[Records from a dataset]
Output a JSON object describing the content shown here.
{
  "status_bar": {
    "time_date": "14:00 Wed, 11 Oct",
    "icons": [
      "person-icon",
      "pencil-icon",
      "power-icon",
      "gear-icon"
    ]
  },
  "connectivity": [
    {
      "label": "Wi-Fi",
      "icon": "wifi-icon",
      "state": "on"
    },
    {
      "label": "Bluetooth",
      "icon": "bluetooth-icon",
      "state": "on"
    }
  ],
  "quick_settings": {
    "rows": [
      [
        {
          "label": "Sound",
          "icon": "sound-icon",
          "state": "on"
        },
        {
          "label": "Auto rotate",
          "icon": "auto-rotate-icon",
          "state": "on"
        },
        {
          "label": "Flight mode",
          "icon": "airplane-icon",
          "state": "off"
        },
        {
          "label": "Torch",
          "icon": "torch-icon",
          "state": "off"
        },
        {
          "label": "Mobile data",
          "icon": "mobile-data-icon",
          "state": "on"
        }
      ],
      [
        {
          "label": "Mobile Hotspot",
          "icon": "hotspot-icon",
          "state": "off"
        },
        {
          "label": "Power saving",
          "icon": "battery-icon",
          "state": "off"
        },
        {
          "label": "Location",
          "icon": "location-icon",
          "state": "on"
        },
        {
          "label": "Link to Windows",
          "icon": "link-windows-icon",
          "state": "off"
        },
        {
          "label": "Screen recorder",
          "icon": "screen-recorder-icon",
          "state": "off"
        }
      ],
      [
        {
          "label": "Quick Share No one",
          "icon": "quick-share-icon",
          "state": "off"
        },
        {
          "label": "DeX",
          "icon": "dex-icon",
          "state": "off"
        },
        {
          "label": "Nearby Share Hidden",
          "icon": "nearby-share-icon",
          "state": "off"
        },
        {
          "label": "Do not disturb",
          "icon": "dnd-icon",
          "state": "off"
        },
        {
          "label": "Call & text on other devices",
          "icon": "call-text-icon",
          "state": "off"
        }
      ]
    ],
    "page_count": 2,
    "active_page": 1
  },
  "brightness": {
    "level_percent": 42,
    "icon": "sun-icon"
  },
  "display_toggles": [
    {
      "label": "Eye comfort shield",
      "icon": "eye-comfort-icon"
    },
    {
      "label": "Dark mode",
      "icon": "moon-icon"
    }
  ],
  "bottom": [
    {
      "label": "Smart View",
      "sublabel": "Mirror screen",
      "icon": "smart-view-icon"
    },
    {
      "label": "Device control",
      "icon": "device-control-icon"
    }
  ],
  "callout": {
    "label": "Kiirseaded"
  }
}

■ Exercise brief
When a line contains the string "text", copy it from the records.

■ Solution
          "label": "Call & text on other devices",
          "icon": "call-text-icon",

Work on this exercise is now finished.